Monday, October 19, 2015

Opioids are important but potentially dangerous pain-management substances that, if misused, can result in addiction, withdrawal, injury, or death.

Dr. Feng ChangSchool of Pharmacy Assistant Professor Feng Chang (left) from the Faculty of Science has received $720,330 in Health Canada funding for the Interdisciplinary Initiative to Reduce Prescription Opioid Misuse.

Statistical evidence show that opioid use and misuse are significant concerns in Canada. Each year, Canadian pharmacies dispense more than 30 million opioid pills or transdermal patches – nearly one for every person in the country, according to a 2014 study in Canadian Family Physician.

Dr. Chang’s project, also known as the Opioid Education Partnership, aims to provide a continuing education program that answers those questions. The Partnership will deliver learning modules that connect the frontline professionals in opioid prescribing: physicians and pharmacists.

We’re focusing on collaboration between the two primary practitioners facing this problem. We aim to provide care and be humanistic. At a basic level, the goal is to create a supportive network of people providing care together,” said project co-investigator and Assistant Clinical Professor Tejal Patel.
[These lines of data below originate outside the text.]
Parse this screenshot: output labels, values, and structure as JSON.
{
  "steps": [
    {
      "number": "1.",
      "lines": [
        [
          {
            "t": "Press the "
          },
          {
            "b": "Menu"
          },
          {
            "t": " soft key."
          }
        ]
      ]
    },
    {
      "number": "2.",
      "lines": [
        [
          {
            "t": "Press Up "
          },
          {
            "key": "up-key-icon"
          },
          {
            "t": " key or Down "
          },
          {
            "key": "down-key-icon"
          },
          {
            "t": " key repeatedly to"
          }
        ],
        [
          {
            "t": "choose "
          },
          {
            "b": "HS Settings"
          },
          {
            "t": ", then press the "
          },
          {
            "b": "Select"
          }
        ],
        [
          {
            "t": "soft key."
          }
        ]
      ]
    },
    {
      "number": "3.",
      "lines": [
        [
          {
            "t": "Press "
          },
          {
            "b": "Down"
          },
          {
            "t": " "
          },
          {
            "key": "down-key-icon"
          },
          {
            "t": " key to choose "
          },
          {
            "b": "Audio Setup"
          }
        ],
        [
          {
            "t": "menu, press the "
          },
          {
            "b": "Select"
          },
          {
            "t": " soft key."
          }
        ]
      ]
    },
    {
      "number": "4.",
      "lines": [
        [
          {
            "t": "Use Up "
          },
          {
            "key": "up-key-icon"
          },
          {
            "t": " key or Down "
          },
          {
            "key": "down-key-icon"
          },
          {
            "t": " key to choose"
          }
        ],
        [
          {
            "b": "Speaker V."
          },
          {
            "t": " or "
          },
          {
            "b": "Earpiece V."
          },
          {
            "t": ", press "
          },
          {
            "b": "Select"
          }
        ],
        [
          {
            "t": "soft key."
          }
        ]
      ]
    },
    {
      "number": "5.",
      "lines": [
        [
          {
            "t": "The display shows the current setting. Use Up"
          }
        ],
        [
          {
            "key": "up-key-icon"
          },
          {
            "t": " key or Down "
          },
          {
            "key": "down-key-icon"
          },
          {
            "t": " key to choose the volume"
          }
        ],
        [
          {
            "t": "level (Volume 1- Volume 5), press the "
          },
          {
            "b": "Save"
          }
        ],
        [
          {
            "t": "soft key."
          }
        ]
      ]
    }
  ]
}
The program will provide practicing physicians and pharmacists, as well as students and trainees of each profession, with evidence-based instruction from prescribing guidelines, best practices, misuse prevention strategies and more. As more and more Canadians receive opioid prescriptions to manage pain, it is increasingly important that healthcare providers are informed and have access to practice tools that leverage the expertise of various professions.

 It’s not that there are no tools addressing this issue,” says Dr. Chang. “Phone lines have existed for ages. But the Opioid Education Partnership is unique in its focus on strengthening the physician-pharmacist relationship. We aim to create a sense of interprofessional collaboration and peer support that both professions can rely on when dealing with the practice challenges that arise from working with opioids."

Working with co-investigators Dr. Agnes Kluz of the Gateway Centre of Excellence in Rural Health and Rosemary Killeen, Director of Distance Education and Continuing Professional Development, the research team plans to deliver that ongoing support through an online peer-mentoring forum. The digital venue for questions and guidance will particularly benefit practitioners in rural and small communities where they might otherwise be isolated.

Once developed, the program may also be embedded into interprofessional education curricula at the University of Waterloo School of Pharmacy, further ensuring that Canada’s future healthcare professionals are confident in their knowledge of opioids.

The Partnership includes the following groups: